Can JK Rowling please stop shoehorning Harry Potter into current events?
Oh great, a tweet about how Snape would feel about the NHS
Another day, another JK Rowling tweet about UK politics and Harry Potter. Today, she was trending on Facebook again, just after a painful declaration on Twitter about Jeremy Corbyn.
— J.K. Rowling (@jk_rowling) August 31, 2016
Corbyn isn’t Dumbledore. Guys, stop everything. This is the greatest political commentary of our time. Corbyn, Dumbledore, beards, dubious leaders – you get it right? Hogwarts Express, Virgin Trains, Privet Drive, Houses of Parliament, dodgy trackies, no tie, robes, Hufflepuff – God there is just so much potential material here. She went on to write (because no, she didn’t stop there): “I forgot Dumbledore trashed Hogwarts, refused to resign and ran off to the forest to make speeches to angry trolls.”
It isn’t the first time JK Rowling has managed to shoehorn herself into a political conversation by making things about Harry Potter. There was also this despondent reaction to Brexit which I’m sure is intended to speak volumes but actually is just frustratingly naive.
I don't think I've ever wanted magic more. https://t.co/gVNQ0PYIMT
— J.K. Rowling (@jk_rowling) June 24, 2016
Now it’s almost cliche. Political event, Harry Potter tweet, brief flurry of attention, Buzzfeed article on how she just “absolutely slammed and clapped back” at someone.

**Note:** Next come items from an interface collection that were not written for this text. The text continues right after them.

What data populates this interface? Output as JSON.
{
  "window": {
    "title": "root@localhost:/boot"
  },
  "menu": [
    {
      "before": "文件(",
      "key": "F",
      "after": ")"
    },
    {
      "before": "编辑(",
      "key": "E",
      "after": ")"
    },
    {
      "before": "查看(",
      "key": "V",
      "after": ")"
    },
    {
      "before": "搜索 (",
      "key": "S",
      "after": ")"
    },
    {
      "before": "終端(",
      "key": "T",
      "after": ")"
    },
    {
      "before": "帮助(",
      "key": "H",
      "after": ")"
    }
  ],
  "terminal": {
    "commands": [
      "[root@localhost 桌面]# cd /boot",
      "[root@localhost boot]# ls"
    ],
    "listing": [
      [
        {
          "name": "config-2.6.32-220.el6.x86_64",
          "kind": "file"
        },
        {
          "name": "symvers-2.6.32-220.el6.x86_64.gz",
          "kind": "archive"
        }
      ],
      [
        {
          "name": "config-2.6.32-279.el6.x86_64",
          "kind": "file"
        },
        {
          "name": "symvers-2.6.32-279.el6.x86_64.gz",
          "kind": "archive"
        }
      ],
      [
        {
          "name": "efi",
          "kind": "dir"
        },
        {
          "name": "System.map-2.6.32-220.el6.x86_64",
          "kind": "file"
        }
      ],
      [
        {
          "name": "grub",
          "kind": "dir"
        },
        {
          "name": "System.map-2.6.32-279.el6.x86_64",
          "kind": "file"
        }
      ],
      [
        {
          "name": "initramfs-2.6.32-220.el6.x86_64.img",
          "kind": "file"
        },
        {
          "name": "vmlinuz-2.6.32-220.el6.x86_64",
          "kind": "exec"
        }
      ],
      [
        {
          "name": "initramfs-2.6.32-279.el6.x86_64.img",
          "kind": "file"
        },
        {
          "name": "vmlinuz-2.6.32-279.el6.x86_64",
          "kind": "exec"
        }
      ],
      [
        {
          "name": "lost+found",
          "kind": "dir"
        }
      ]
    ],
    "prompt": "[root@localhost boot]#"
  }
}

Like everyone else, I was a massive fan of Harry Potter growing up. Books, films, Slytherin scarves, pencil cases, adolescent lust after actors and fictional characters; it was all there. I adored JK Rowling, but every time she pipes up with her 140 character friendly lightweight political commentary, I like her a little less.
It’s frankly patronising that she thinks this is the only way to make politics and the Big Bad Real World accessible to an audience of young people who grew up reading her books and now are presumably jaded-but-cutesy millennials. As she would probably say, every time she makes a Potter reference to that audience it makes the whole thing a little less magical – and a lot more tragic. It feels a bit like leaving your mum unsupervised on Facebook and coming back to find she’s posted a lot of cat memes and tagged her friend Julie in a status about “wine o’clock”.
Rowling becomes less and less of the figure who you thought of as some sort of genius, the author of what 13-year-old you would call the greatest books of all time and more of a lazy social media demagogue. She’s 51-years-old. She’s got three kids. She’s got 8.07 million Twitter followers, and instead of using that influence to say anything useful, she’s turned it into a bizarre safe-space fan fiction.
She is literally an adult who cannot engage with real life unless she manages to make it about a world she made up in her head.